President Obama praised the decision. The President signed a wage increase for federal employees last week, and he endorsed a bill in Congress which would set a federal minimum wage of $10.10, up from $7.25 per hour, by 2016. The majority of Republican lawmakers do not support the increase.
Pay for hourly workers has been reported on frequently in the last months. Workers at fast-food outlets asking for higher wages protested in many cities across the nation last year and several states are currently having debates about raising minimum wages for their population.
The retail industry in the U.S. represents close to 42 million people, a quarter of the labor market, and the decisions made by the CEOs and CFOs of these companies regarding wages and compensation will have a long lasting effect on jobs and prosperity in the coming years.
The National Retail Federation (NRF) is lobbying against a hike in the minimum wage. They claim the increase would force owners to raise prices, reduce their workforce, or both. Maybe leadership at Gap Inc. has set a trend of ignoring this alarming rhetoric, which seems to come up whenever wage increases for retail workers is discussed.
It is not without some sense of trepidation however, that owners make the decision to raise wages. Retailer profit margins are often relatively narrow. To stay in competition they must balance their total cost of doing business, which includes employee wages, against their total sales to ensure they remain healthy in the marketplace.
In 2013, for example, Gap Inc. had sales of $15.65 billion less costs of $14.51 billion, leaving a net income of approximately $1.2 billion for the year. Thousands of employees getting a larger than 30 percent pay raise (assuming a jump from $7.25 to $10.00) will increase the company’s costs by no small amount, but the Gap has decided to do it anyway.
Reports indicate that other retail stores, including three of the biggest players, Target, Sears, and Walmart, are considering the impact raising wages for employees would have on their bottom line.
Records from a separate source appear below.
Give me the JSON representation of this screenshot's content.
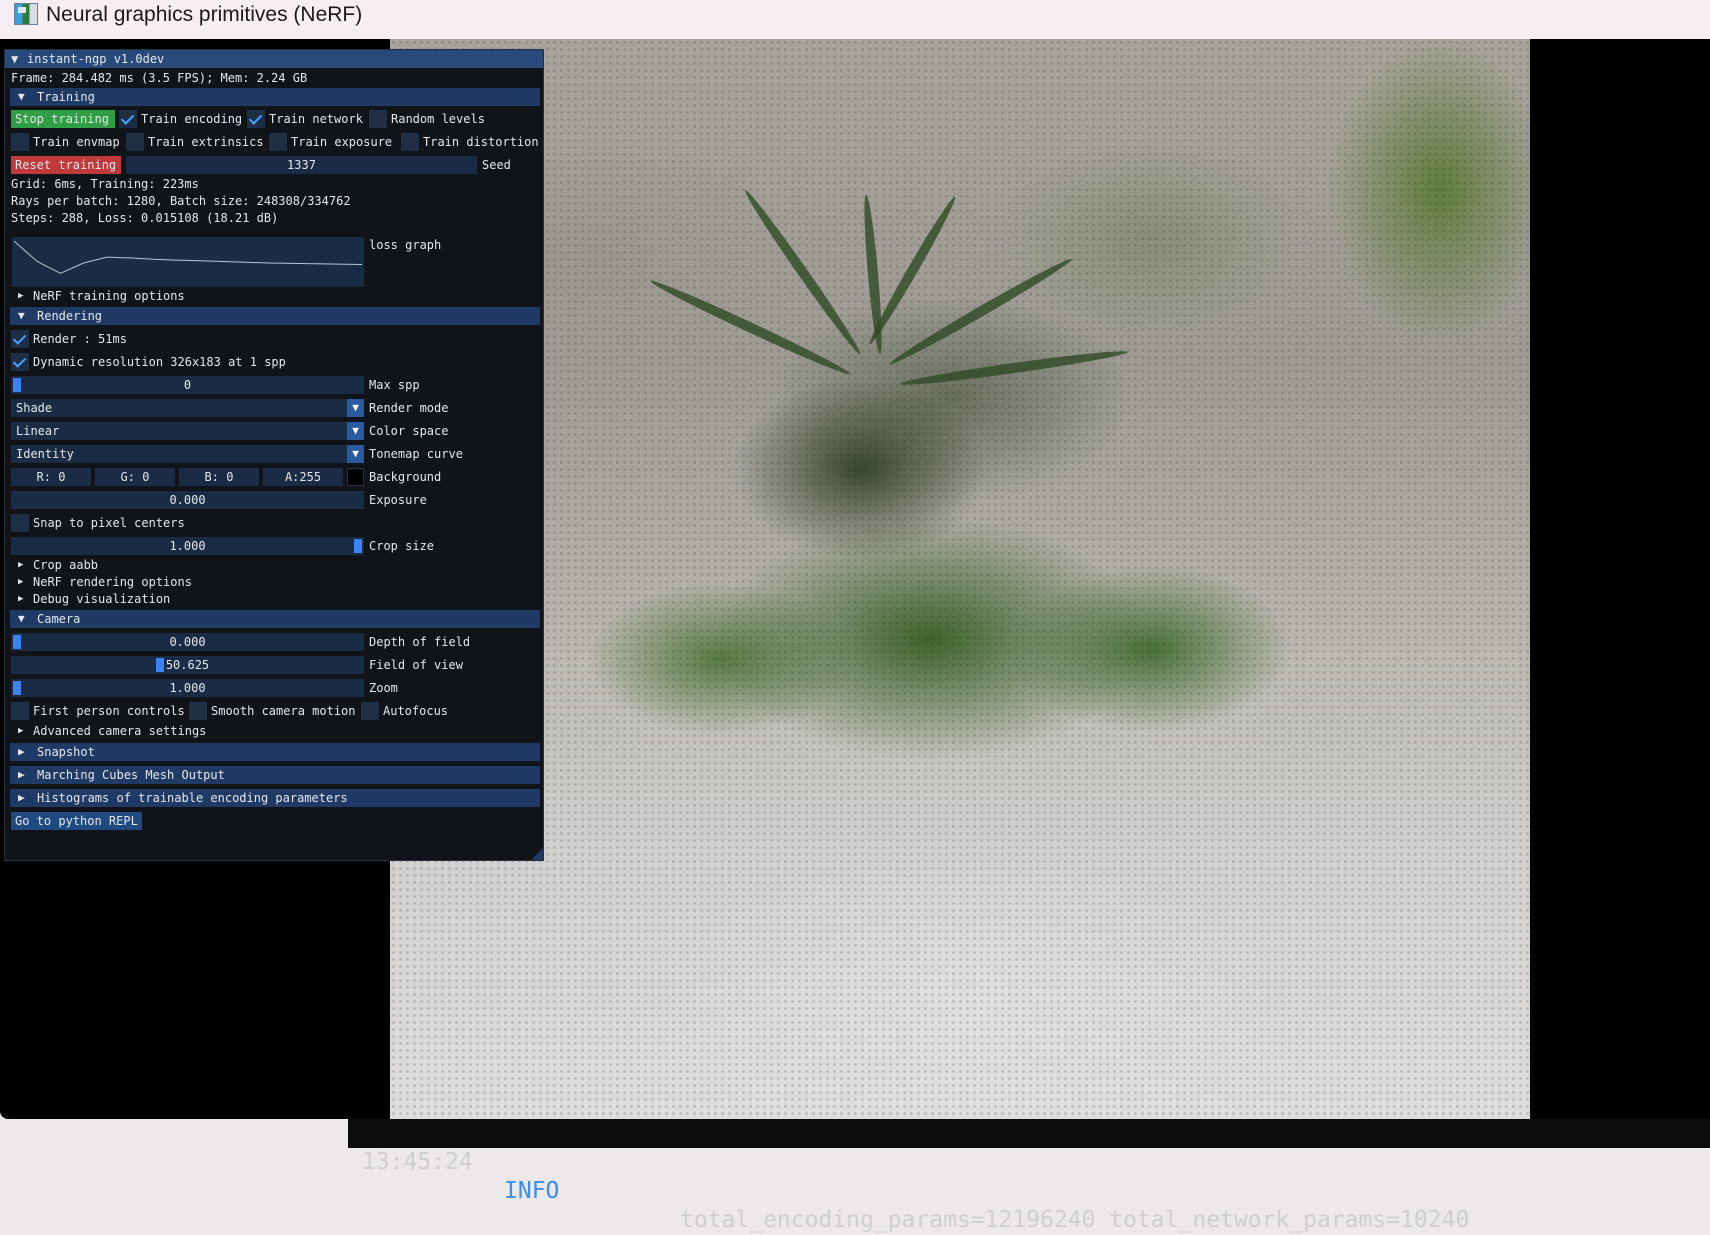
{
  "window": {
    "title": "Neural graphics primitives (NeRF)"
  },
  "panel": {
    "title": "instant-ngp v1.0dev",
    "frame_info": "Frame: 284.482 ms (3.5 FPS); Mem: 2.24 GB",
    "training": {
      "header": "Training",
      "stop_button": "Stop training",
      "train_encoding": {
        "label": "Train encoding",
        "checked": true
      },
      "train_network": {
        "label": "Train network",
        "checked": true
      },
      "random_levels": {
        "label": "Random levels",
        "checked": false
      },
      "train_envmap": {
        "label": "Train envmap",
        "checked": false
      },
      "train_extrinsics": {
        "label": "Train extrinsics",
        "checked": false
      },
      "train_exposure": {
        "label": "Train exposure",
        "checked": false
      },
      "train_distortion": {
        "label": "Train distortion",
        "checked": false
      },
      "reset_button": "Reset training",
      "seed_value": "1337",
      "seed_label": "Seed",
      "grid_stats": "Grid: 6ms, Training: 223ms",
      "rays_stats": "Rays per batch: 1280, Batch size: 248308/334762",
      "steps_stats": "Steps: 288, Loss: 0.015108 (18.21 dB)",
      "loss_graph_label": "loss graph",
      "loss_graph_values": [
        0.06,
        0.032,
        0.016,
        0.03,
        0.038,
        0.037,
        0.035,
        0.034,
        0.033,
        0.032,
        0.031,
        0.03,
        0.0295,
        0.029,
        0.0285,
        0.028
      ],
      "nerf_training_options": "NeRF training options"
    },
    "rendering": {
      "header": "Rendering",
      "render": {
        "label": "Render : 51ms",
        "checked": true
      },
      "dynamic_resolution": {
        "label": "Dynamic resolution 326x183 at 1 spp",
        "checked": true
      },
      "max_spp": {
        "value": "0",
        "label": "Max spp",
        "level": 0.0
      },
      "render_mode": {
        "value": "Shade",
        "label": "Render mode"
      },
      "color_space": {
        "value": "Linear",
        "label": "Color space"
      },
      "tonemap_curve": {
        "value": "Identity",
        "label": "Tonemap curve"
      },
      "background": {
        "r": "R:  0",
        "g": "G:  0",
        "b": "B:  0",
        "a": "A:255",
        "label": "Background",
        "swatch": "#000000"
      },
      "exposure": {
        "value": "0.000",
        "label": "Exposure"
      },
      "snap_to_pixel_centers": {
        "label": "Snap to pixel centers",
        "checked": false
      },
      "crop_size": {
        "value": "1.000",
        "label": "Crop size",
        "level": 1.0
      },
      "crop_aabb": "Crop aabb",
      "nerf_rendering_options": "NeRF rendering options",
      "debug_visualization": "Debug visualization"
    },
    "camera": {
      "header": "Camera",
      "depth_of_field": {
        "value": "0.000",
        "label": "Depth of field",
        "level": 0.0
      },
      "field_of_view": {
        "value": "50.625",
        "label": "Field of view",
        "level": 0.42
      },
      "zoom": {
        "value": "1.000",
        "label": "Zoom",
        "level": 0.0
      },
      "first_person_controls": {
        "label": "First person controls",
        "checked": false
      },
      "smooth_camera_motion": {
        "label": "Smooth camera motion",
        "checked": false
      },
      "autofocus": {
        "label": "Autofocus",
        "checked": false
      },
      "advanced_camera_settings": "Advanced camera settings"
    },
    "snapshot_header": "Snapshot",
    "marching_cubes_header": "Marching Cubes Mesh Output",
    "histograms_header": "Histograms of trainable encoding parameters",
    "python_repl_button": "Go to python REPL"
  },
  "log": {
    "time": "13:45:24",
    "level": "INFO",
    "message": "total_encoding_params=12196240 total_network_params=10240"
  },
  "colors": {
    "panel_bg": "#101419",
    "header_bg": "#1f3a64",
    "frame_bg": "#1a2c45",
    "slider_grab": "#3b82f6",
    "stop_button": "#2f9e44",
    "reset_button": "#c0393b",
    "checkmark": "#4da0ff",
    "log_info": "#3b8eea"
  },
  "icons": [
    "app-icon",
    "collapse-triangle-icon",
    "expand-triangle-icon",
    "checkmark-icon",
    "combo-arrow-icon",
    "resize-grip-icon"
  ]
}
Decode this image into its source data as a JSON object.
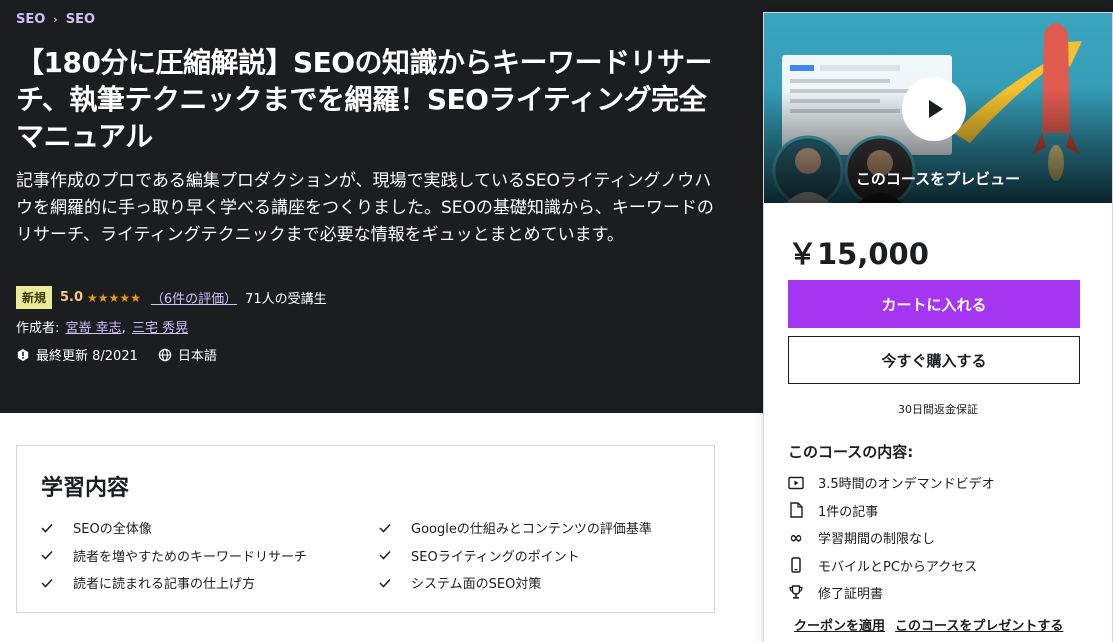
{
  "breadcrumb": [
    "SEO",
    "SEO"
  ],
  "course": {
    "title": "【180分に圧縮解説】SEOの知識からキーワードリサーチ、執筆テクニックまでを網羅！SEOライティング完全マニュアル",
    "subtitle": "記事作成のプロである編集プロダクションが、現場で実践しているSEOライティングノウハウを網羅的に手っ取り早く学べる講座をつくりました。SEOの基礎知識から、キーワードのリサーチ、ライティングテクニックまで必要な情報をギュッとまとめています。",
    "badge": "新規",
    "rating": "5.0",
    "stars": "★★★★★",
    "rating_count": "（6件の評価）",
    "students": "71人の受講生",
    "authors_label": "作成者:",
    "authors": [
      "宮嵜 幸志",
      "三宅 秀晃"
    ],
    "last_updated": "最終更新 8/2021",
    "language": "日本語"
  },
  "card": {
    "preview_label": "このコースをプレビュー",
    "price": "￥15,000",
    "cart_button": "カートに入れる",
    "buy_button": "今すぐ購入する",
    "guarantee": "30日間返金保証",
    "includes_title": "このコースの内容:",
    "includes": [
      {
        "icon": "video-icon",
        "label": "3.5時間のオンデマンドビデオ"
      },
      {
        "icon": "file-icon",
        "label": "1件の記事"
      },
      {
        "icon": "infinity-icon",
        "label": "学習期間の制限なし"
      },
      {
        "icon": "mobile-icon",
        "label": "モバイルとPCからアクセス"
      },
      {
        "icon": "trophy-icon",
        "label": "修了証明書"
      }
    ],
    "coupon_link": "クーポンを適用",
    "gift_link": "このコースをプレゼントする"
  },
  "learn": {
    "title": "学習内容",
    "items": [
      "SEOの全体像",
      "Googleの仕組みとコンテンツの評価基準",
      "読者を増やすためのキーワードリサーチ",
      "SEOライティングのポイント",
      "読者に読まれる記事の仕上げ方",
      "システム面のSEO対策"
    ]
  },
  "colors": {
    "hero_bg": "#1c1d1f",
    "accent_purple": "#a435f0",
    "link_purple": "#cec0fc",
    "star_orange": "#e59819",
    "badge_bg": "#eceb98"
  }
}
It seems likely they will also need to balance those considerations against the impact negative public sentiment would have if they decide against distribution of a larger share of profits to working people.
The decision to invest in front-line employees will directly support the business, said CEO Murphy, and “is one that we expect to deliver a return many times over.” A retail store with the forward thinking view that Gap Inc. today made clear it has, may set a trend for increased wages in any industry with an eye to the future. Annual gross income at the retailer has exceed $5 billion for the last five years, in 2013 it was $6.5 billion.
By Brian Ryer